*What you have to do:*
In the data that follows, count the lines in which the word "subject" occurs, and report that figure alone.

** Opening Data to use block **

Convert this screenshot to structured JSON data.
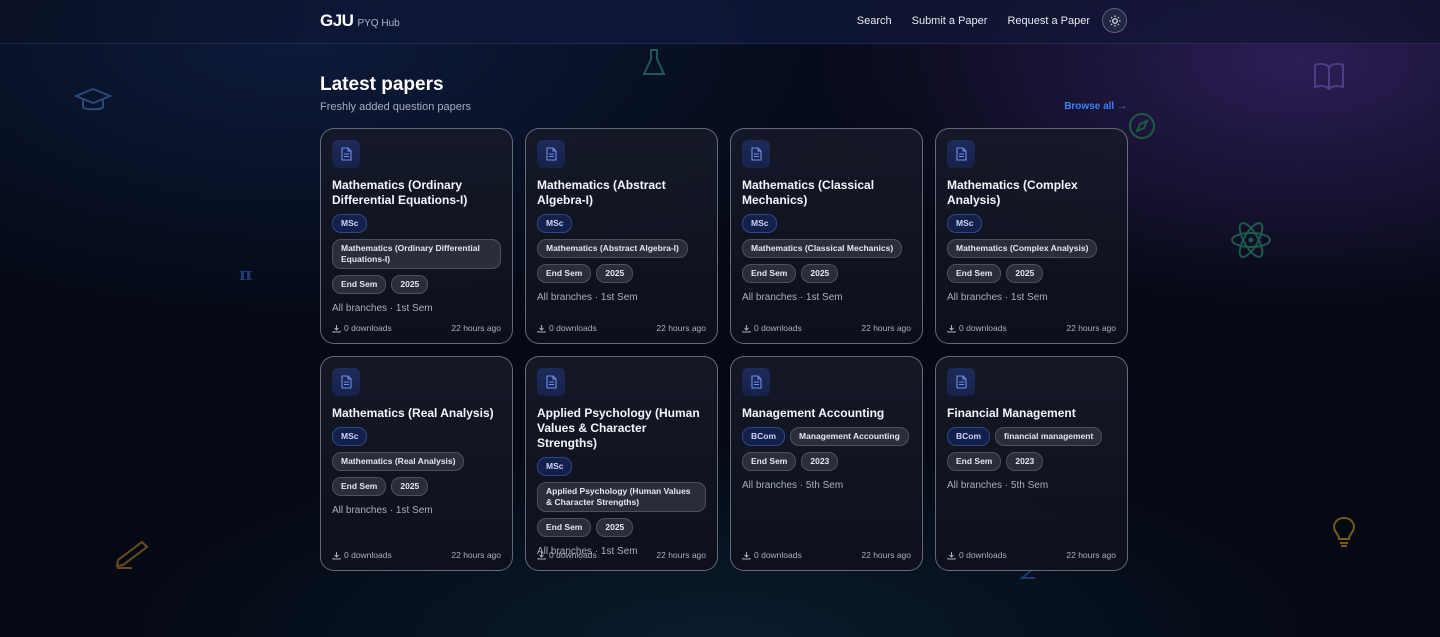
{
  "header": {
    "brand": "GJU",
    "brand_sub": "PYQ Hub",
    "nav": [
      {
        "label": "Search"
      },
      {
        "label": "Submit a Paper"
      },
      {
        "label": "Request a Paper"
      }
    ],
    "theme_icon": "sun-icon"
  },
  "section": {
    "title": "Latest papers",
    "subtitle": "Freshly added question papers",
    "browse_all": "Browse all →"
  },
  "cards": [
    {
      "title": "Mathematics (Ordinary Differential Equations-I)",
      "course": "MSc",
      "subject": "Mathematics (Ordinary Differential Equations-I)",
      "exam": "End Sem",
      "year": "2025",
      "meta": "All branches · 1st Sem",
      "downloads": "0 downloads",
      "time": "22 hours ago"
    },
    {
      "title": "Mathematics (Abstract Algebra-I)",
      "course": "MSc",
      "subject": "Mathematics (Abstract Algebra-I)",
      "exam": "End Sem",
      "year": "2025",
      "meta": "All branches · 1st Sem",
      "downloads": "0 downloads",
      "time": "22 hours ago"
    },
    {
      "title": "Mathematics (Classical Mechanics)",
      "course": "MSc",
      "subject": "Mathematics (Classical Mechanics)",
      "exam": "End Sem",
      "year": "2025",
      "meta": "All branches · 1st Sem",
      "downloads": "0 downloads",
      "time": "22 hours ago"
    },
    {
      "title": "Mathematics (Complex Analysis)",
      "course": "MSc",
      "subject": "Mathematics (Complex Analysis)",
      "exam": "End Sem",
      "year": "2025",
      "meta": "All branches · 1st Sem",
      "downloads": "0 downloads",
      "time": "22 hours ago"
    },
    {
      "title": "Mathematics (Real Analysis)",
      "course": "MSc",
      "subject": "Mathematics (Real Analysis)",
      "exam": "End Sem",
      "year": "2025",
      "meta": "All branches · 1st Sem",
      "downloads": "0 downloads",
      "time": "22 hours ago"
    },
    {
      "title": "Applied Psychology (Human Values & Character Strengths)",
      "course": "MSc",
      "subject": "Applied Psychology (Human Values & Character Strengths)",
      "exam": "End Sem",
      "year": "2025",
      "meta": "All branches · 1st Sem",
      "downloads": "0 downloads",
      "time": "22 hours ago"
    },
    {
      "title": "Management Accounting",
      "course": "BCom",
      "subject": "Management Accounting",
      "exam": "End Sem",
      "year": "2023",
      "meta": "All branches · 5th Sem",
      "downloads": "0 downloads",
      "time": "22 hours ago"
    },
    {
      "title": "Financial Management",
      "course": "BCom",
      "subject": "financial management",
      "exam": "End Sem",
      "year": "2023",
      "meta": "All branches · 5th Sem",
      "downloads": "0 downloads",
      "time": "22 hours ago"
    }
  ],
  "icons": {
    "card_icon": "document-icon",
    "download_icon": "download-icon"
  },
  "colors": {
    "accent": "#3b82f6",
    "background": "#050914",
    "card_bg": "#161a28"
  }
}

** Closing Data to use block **

*Response area:*
8